Mishcon Women’s Forum: International Women’s Day 2016
‘What would the working world be like if it was started by women?’
This was one of the many questions Chief Financial Officer at British Land, Lucinda Bell, reflected on at Mishcon de Reya’s Women’s Forum on Tuesday evening, held to mark International Women’s Day (IWD) 2016. Addressing ‘Pledge for Parity’, the theme of IWD this year, Bell discussed the broad spectrum of issues facing women today with Mishcon de Reya’s Director of External Affairs, Lisa Tremble.
The event was held in partnership with MicroLoan Foundation – an organisation that helps some of the poorest women in the world by providing small loans and ongoing business training and support, introduced to the firm by Mishcon de Reya Managing Associate, Dina Shiloh, who is a trustee.
The well-known gender pay gap still eludes us, and it appears it will for many years to come.

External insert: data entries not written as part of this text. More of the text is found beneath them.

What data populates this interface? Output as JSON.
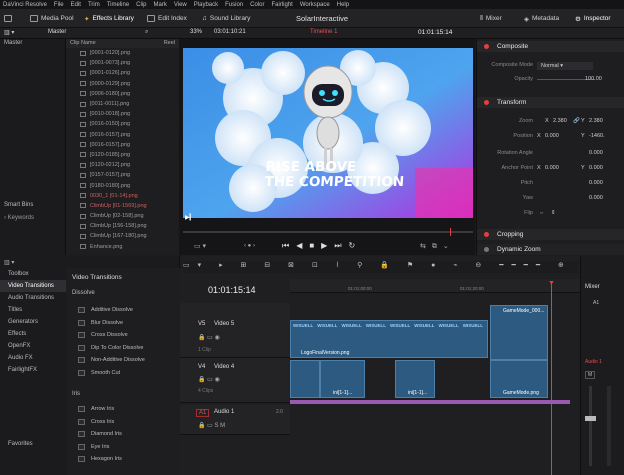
{
  "menubar": [
    "DaVinci Resolve",
    "File",
    "Edit",
    "Trim",
    "Timeline",
    "Clip",
    "Mark",
    "View",
    "Playback",
    "Fusion",
    "Color",
    "Fairlight",
    "Workspace",
    "Help"
  ],
  "toolbar": {
    "media_pool": "Media Pool",
    "effects_library": "Effects Library",
    "edit_index": "Edit Index",
    "sound_library": "Sound Library",
    "project_title": "SolarInteractive",
    "mixer": "Mixer",
    "metadata": "Metadata",
    "inspector": "Inspector"
  },
  "subbar": {
    "bin": "Master",
    "zoom": "33%",
    "source_tc": "03:01:10:21",
    "timeline_name": "Timeline 1",
    "record_tc": "01:01:15:14"
  },
  "bins": {
    "master": "Master",
    "smart_bins": "Smart Bins",
    "keywords": "Keywords"
  },
  "clip_list": {
    "header": "Clip Name",
    "header2": "Reel",
    "clips": [
      "[0001-0120].png",
      "[0001-0073].png",
      "[0001-0126].png",
      "[0000-0129].png",
      "[0006-0180].png",
      "[0011-0011].png",
      "[0010-0018].png",
      "[0016-0150].png",
      "[0016-0157].png",
      "[0016-0157].png",
      "[0120-0185].png",
      "[0120-0212].png",
      "[0157-0157].png",
      "[0180-0180].png",
      "0030_1 [01-14].png",
      "ClimbUp [01-1569].png",
      "ClimbUp [02-158].png",
      "ClimbUp [156-158].png",
      "ClimbUp [167-180].png",
      "Enhance.png"
    ]
  },
  "video": {
    "line1": "RISE ABOVE",
    "line2": "THE COMPETITION"
  },
  "inspector": {
    "composite": "Composite",
    "composite_mode_label": "Composite Mode",
    "composite_mode": "Normal",
    "opacity_label": "Opacity",
    "opacity": "100.00",
    "transform": "Transform",
    "zoom_label": "Zoom",
    "zoom_x": "2.380",
    "zoom_y": "2.380",
    "position_label": "Position",
    "pos_x": "0.000",
    "pos_y": "-1460.",
    "rotation_label": "Rotation Angle",
    "rotation": "0.000",
    "anchor_label": "Anchor Point",
    "anchor_x": "0.000",
    "anchor_y": "0.000",
    "pitch_label": "Pitch",
    "pitch": "0.000",
    "yaw_label": "Yaw",
    "yaw": "0.000",
    "flip_label": "Flip",
    "cropping": "Cropping",
    "dynamic_zoom": "Dynamic Zoom"
  },
  "fx_tree": [
    "Toolbox",
    "Video Transitions",
    "Audio Transitions",
    "Titles",
    "Generators",
    "Effects",
    "OpenFX",
    "Audio FX",
    "FairlightFX",
    "Favorites"
  ],
  "fx_list": {
    "header": "Video Transitions",
    "dissolve": "Dissolve",
    "dissolves": [
      "Additive Dissolve",
      "Blur Dissolve",
      "Cross Dissolve",
      "Dip To Color Dissolve",
      "Non-Additive Dissolve",
      "Smooth Cut"
    ],
    "iris": "Iris",
    "irises": [
      "Arrow Iris",
      "Cross Iris",
      "Diamond Iris",
      "Eye Iris",
      "Hexagon Iris"
    ]
  },
  "timeline": {
    "timecode": "01:01:15:14",
    "ruler": [
      "01:01:00:00",
      "01:01:20:00",
      "01:01:50:00"
    ],
    "v5_id": "V5",
    "v5_name": "Video 5",
    "v5_clips": "1 Clip",
    "v4_id": "V4",
    "v4_name": "Video 4",
    "v4_clips": "4 Clips",
    "a1_id": "A1",
    "a1_name": "Audio 1",
    "a1_ch": "2.0",
    "clip_logo": "LogoFinalVersion.png",
    "clip_gm1": "GameMode_000...",
    "clip_gm2": "GameMode.png",
    "clip_j1": "ini[1-1]...",
    "clip_j2": "ini[1-1]...",
    "watermark": "WISUELL"
  },
  "mixer": {
    "title": "Mixer",
    "a1": "A1",
    "audio1": "Audio 1",
    "m_label": "M"
  },
  "colors": {
    "accent": "#e04040",
    "clip_blue": "#2c5a80",
    "video_bg": "#2a86e0"
  }
}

The IWD website highlights that in 2015, The World Economic Forum estimated that the gender gap will not close entirely until 2133. Quite remarkable considering the pay gap does not currently exist between the 20 – 30 age group. And yet, Bell pointed out, when women make it to the top, they often really make it, as Angela Ahrendts demonstrated when she was the UK’s highest-paid CEO as head of Burberry.
It is broadly accepted that the career break – often necessary to care for a baby – is one of the factors that significantly hampers women’s pay. Whilst the introduction of Shared Parental Leave and the increasing adoption of flexible working practices by many companies is undoubtedly a step forward, Bell identified that there is ultimately a ‘total workload issue’ – something which flexible working cannot resolve. So, it’s with this in mind that we ask not just what women can do to make a difference to themselves and others, but how can their companies support them? And how can men make a difference? Because diversity statistics show that gender equality pays. For everybody.
The chance for women to turn situations that are potentially detrimental to their career progression into opportunities was a big theme in the discussion. Time out of work for whatever reason is a chance to reflect, and to reach out to networks, which can be underestimated as a career propelling resource. Returning to work with new perspective can inspire individuals to drive their careers forward – securing promotions in their existing firm, as Bell did, or having the incentive to take a better job elsewhere.
Bell stressed that it is the responsibility of businesses to address unconscious bias when hiring and promoting individuals – something for which there is training available. And gender pay gap disclosure, she believes, is a positive move towards equal pay because it will inevitably raise awareness.
Men can have a critical role in enabling the professional liberation of many women. It’s a matter of tackling inequality as a team. For an opposite sex couple with children, for example, having open discussions about whose career will take priority at which time and planning ahead can reduce the chance of one person’s career being side-lined. This is of course true of same sex couples too.
It is also important to remember, emphasised Bell, that it’s not just about equal pay, it’s about equivalent pay: being fairly rewarded for the job that an individual does and the amount of time it realistically takes to do it. There is scope for many women to be more upfront about their expectations about their pay, and to resist a common tenancy to downplay their value. The time someone spends at their desk has, in many cases, previously led to greater recognition. However the reality is that now more and more women work around the clock unseen from their homes to juggle a relentless workload and increased personal responsibility.
It remains to be seen whether, if each individual enforces equality wherever they can, it may be achieved inside – rather than outside – the next 100 years.
To find out more about MicroLoan Foundation, click here.